We expect we will stay in Royal Island for the weekend, then move over to Spanish Wells, to get gas for the dinghy. We upgraded the dinghy motor in Marsh Harbor, to an new Johnson 8hp (2 cycle) It doesn't weigh much more than the 4hp, but we should be able to plane with 2 in the dink once it is broken in. The only negative, it drinks more gas, Ross already ran out of gas once, and Pete (Steelaway) had to tow him back. He could have rowed, but Pete was there to lend a hand. I certainly feel much better, having the bigger motor, We can handle the stronger winds and the longer distances we want to travel.

It didn’t rain, but we did discover the old water cisterns on Royal Island. We took our pails, and dirty bodies and laundry and washed up on shore. The ruins on Royal Island are immense. In a previous time there were huge residences, large kitchen and dining areas, barns, garages and homes for the help. Now the island is stocked with wild bore and the hunters come regularly. We wear bright clothes and make a lot of noise as we explore the island. Ruins on Royal IslandBev & Ron in the kitchen

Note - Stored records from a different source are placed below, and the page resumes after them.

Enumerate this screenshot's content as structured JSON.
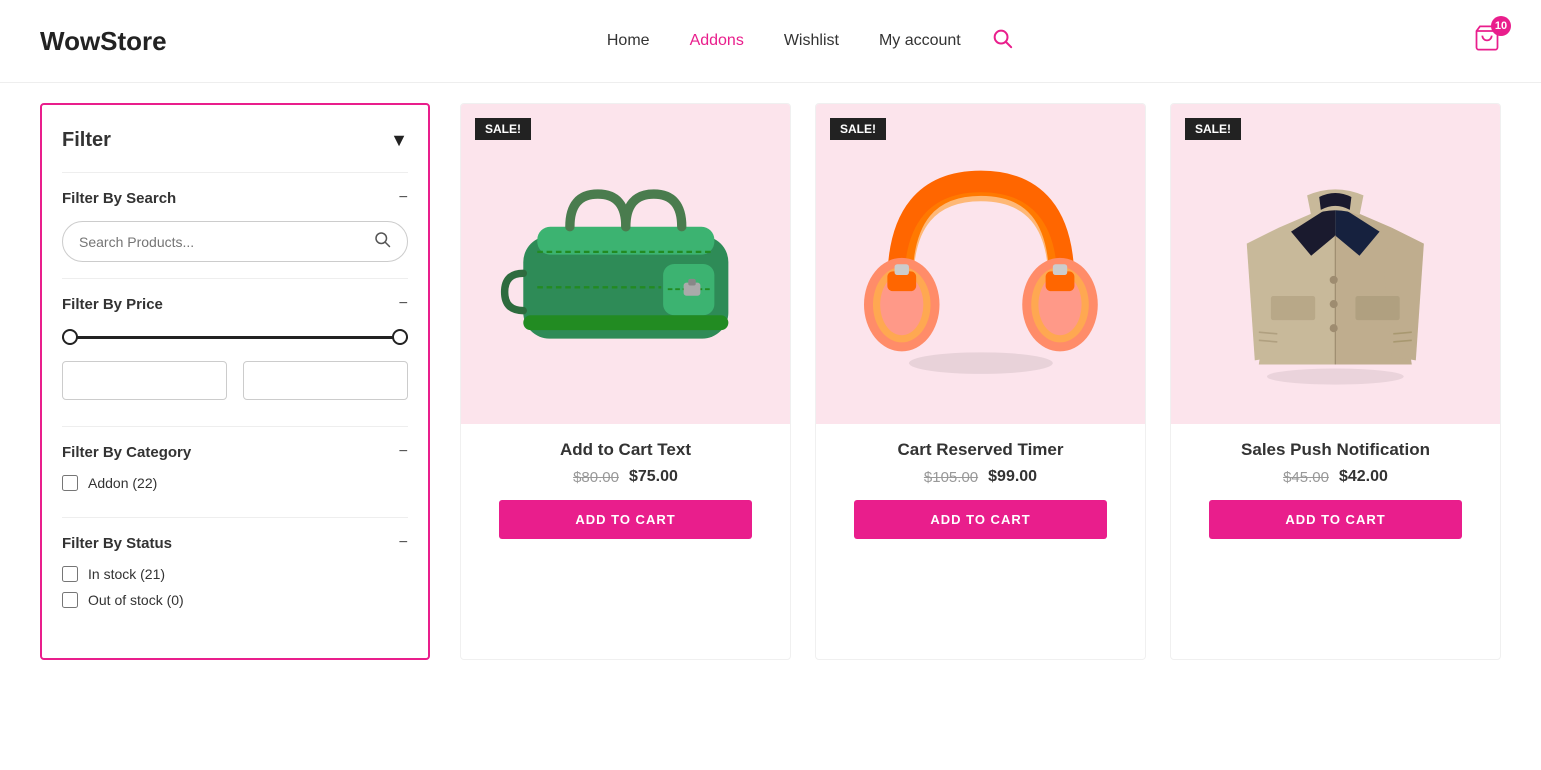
{
  "header": {
    "logo": "WowStore",
    "nav": [
      {
        "label": "Home",
        "active": false
      },
      {
        "label": "Addons",
        "active": true
      },
      {
        "label": "Wishlist",
        "active": false
      },
      {
        "label": "My account",
        "active": false
      }
    ],
    "cart_count": "10"
  },
  "sidebar": {
    "title": "Filter",
    "sections": {
      "search": {
        "title": "Filter By Search",
        "placeholder": "Search Products..."
      },
      "price": {
        "title": "Filter By Price",
        "min": "0",
        "max": "600"
      },
      "category": {
        "title": "Filter By Category",
        "items": [
          {
            "label": "Addon (22)",
            "checked": false
          }
        ]
      },
      "status": {
        "title": "Filter By Status",
        "items": [
          {
            "label": "In stock (21)",
            "checked": false
          },
          {
            "label": "Out of stock (0)",
            "checked": false
          }
        ]
      }
    }
  },
  "products": [
    {
      "id": 1,
      "name": "Add to Cart Text",
      "sale": true,
      "sale_label": "SALE!",
      "price_old": "$80.00",
      "price_new": "$75.00",
      "add_to_cart": "ADD TO CART",
      "color": "#fce4ec",
      "type": "bag"
    },
    {
      "id": 2,
      "name": "Cart Reserved Timer",
      "sale": true,
      "sale_label": "SALE!",
      "price_old": "$105.00",
      "price_new": "$99.00",
      "add_to_cart": "ADD TO CART",
      "color": "#fce4ec",
      "type": "headphones"
    },
    {
      "id": 3,
      "name": "Sales Push Notification",
      "sale": true,
      "sale_label": "SALE!",
      "price_old": "$45.00",
      "price_new": "$42.00",
      "add_to_cart": "ADD TO CART",
      "color": "#fce4ec",
      "type": "jacket"
    }
  ]
}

Next stop: Spanish Wells an immaculate fishing village just north of Eulthera. We were able to anchor outside, and go and explore. This town is well off, and it shows. Large well looked after homes, fenced gardens, double garages, fancy cars (on a small island with no where to go) and lots of fishing and lobstering boats. And its dry…. no alcohol

Fast ferry coming from NassauBev & Kathy walking in Spanish Wells

clean cute homes in Spanish WellsFeb 8th.05 Looks like we will have a down wind sail to Rose Island. We had to dodge the fast ferry from Nassau, as we left Spanish Wells. Great sail, main only, but things got scary as we approached the cut into Rose Island. Steelaway was in the lead, and radioed back “its white water, everywhere” but the Explorer waypoints were right on and we ducked in safely, and anchored in Bottom Harbour, Rose Island, as per Van Sant’s instructions. We had been inspired by his book to make this trip– the Gentleman’s Guide to Passages South, and we finally were on his track.

White water welcomes us through the cut to Rose IslandSafely anchored Bottom Harbour, Rose Island